Web page and app entries
++++

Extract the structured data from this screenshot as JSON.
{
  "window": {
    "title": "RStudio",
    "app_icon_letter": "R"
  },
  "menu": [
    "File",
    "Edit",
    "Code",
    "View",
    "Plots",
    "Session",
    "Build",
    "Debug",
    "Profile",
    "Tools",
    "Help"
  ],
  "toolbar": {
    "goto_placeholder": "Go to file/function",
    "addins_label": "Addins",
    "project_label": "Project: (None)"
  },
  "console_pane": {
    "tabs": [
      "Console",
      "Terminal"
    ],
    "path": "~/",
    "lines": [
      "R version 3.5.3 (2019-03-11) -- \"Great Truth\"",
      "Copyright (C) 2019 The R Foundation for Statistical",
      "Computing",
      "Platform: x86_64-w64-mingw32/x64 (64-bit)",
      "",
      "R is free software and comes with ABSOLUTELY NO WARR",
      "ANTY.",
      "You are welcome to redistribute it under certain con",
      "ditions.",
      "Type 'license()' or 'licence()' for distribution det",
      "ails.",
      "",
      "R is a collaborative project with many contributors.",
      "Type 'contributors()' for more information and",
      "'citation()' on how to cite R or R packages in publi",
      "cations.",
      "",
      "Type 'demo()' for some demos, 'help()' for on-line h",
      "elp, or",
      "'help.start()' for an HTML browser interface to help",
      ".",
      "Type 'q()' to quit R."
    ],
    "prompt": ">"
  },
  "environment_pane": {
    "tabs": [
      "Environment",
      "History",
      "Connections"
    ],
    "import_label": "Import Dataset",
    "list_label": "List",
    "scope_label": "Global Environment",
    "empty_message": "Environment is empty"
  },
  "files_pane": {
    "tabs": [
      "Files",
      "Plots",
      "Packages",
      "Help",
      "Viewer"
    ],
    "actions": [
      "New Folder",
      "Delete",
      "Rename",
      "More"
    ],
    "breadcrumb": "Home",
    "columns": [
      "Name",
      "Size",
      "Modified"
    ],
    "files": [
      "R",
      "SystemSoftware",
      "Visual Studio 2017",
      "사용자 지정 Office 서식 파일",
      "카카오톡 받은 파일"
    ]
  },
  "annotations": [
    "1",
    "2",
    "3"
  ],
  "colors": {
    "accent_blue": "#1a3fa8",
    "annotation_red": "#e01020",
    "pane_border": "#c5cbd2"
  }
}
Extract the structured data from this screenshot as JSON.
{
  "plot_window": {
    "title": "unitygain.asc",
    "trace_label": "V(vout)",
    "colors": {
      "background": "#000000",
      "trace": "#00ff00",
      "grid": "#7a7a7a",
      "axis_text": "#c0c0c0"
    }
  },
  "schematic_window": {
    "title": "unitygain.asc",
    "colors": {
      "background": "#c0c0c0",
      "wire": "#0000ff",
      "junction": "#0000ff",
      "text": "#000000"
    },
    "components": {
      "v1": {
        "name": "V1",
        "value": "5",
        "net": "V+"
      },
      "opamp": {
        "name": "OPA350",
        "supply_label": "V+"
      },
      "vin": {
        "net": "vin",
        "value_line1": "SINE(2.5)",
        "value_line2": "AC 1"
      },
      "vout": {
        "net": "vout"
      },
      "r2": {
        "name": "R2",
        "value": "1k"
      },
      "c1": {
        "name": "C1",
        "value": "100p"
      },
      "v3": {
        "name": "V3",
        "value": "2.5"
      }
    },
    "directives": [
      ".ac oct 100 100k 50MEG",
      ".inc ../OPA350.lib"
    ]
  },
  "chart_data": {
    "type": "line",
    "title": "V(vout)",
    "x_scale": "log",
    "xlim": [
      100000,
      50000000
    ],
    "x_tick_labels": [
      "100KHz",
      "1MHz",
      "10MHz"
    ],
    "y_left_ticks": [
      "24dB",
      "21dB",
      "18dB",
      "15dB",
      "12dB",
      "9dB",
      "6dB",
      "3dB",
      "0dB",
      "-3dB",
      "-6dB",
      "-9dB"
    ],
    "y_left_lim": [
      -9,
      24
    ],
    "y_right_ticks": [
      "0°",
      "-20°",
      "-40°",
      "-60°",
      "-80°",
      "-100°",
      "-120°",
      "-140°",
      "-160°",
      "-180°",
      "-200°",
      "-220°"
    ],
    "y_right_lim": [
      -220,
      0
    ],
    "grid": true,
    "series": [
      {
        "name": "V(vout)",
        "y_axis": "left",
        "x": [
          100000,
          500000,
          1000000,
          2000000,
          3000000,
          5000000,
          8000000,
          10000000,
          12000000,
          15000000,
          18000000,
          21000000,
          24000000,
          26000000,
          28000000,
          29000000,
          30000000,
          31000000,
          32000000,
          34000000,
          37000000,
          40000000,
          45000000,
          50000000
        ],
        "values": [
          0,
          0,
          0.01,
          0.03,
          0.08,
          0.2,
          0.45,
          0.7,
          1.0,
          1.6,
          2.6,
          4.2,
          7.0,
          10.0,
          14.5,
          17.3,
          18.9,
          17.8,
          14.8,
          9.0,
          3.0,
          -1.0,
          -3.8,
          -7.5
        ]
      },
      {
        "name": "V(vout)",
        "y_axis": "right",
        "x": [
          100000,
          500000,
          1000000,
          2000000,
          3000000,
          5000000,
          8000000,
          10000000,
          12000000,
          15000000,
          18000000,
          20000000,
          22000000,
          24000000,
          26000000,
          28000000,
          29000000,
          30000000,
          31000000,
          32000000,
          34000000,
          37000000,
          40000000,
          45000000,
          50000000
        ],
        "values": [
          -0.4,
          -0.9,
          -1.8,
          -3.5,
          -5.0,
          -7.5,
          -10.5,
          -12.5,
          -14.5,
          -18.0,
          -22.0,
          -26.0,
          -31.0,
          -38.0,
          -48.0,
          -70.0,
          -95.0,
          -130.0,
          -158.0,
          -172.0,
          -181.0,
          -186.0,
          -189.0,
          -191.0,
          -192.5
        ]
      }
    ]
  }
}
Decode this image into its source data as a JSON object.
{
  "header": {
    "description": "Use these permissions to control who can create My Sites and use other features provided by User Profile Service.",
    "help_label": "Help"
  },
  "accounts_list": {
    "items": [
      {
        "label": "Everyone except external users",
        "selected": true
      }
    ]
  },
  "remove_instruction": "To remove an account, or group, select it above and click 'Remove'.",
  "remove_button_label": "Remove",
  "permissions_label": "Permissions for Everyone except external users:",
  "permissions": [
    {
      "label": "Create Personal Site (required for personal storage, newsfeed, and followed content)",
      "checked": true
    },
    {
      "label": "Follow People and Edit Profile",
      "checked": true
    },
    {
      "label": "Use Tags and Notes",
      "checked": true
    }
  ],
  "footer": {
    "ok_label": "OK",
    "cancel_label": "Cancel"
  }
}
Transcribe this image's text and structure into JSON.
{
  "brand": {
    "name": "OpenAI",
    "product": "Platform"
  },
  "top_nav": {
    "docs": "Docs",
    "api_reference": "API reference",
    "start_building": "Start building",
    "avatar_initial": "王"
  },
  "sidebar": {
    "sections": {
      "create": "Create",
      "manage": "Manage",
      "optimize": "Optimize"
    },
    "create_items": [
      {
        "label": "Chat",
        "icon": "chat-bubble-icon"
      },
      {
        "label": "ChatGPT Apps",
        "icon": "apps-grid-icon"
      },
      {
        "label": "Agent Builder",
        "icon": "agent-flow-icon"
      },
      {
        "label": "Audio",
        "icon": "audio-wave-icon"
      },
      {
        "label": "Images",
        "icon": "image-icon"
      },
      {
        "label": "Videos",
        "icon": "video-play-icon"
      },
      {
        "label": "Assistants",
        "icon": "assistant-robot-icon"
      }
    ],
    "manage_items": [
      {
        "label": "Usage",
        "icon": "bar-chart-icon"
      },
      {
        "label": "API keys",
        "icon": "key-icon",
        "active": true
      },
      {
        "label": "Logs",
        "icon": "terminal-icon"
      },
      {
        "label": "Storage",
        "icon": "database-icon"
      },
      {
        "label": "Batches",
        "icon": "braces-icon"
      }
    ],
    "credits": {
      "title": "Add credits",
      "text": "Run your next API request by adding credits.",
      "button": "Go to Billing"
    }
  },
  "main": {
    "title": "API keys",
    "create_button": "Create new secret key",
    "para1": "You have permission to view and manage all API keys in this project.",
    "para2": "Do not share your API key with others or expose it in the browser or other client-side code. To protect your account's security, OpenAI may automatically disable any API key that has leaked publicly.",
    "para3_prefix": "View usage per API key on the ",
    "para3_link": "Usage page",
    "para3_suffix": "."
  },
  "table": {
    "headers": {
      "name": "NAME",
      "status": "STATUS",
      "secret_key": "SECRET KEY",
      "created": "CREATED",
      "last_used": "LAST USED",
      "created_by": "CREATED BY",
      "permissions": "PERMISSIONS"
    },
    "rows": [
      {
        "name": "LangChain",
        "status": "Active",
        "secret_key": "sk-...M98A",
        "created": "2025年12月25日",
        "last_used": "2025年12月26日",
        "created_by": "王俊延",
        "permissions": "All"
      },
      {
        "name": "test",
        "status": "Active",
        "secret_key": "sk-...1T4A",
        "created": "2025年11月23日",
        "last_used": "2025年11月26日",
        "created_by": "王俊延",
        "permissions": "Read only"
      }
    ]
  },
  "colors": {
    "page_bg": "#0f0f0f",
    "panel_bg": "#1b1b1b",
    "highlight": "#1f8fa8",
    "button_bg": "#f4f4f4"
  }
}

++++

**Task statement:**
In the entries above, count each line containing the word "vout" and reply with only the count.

**Written solution:**
6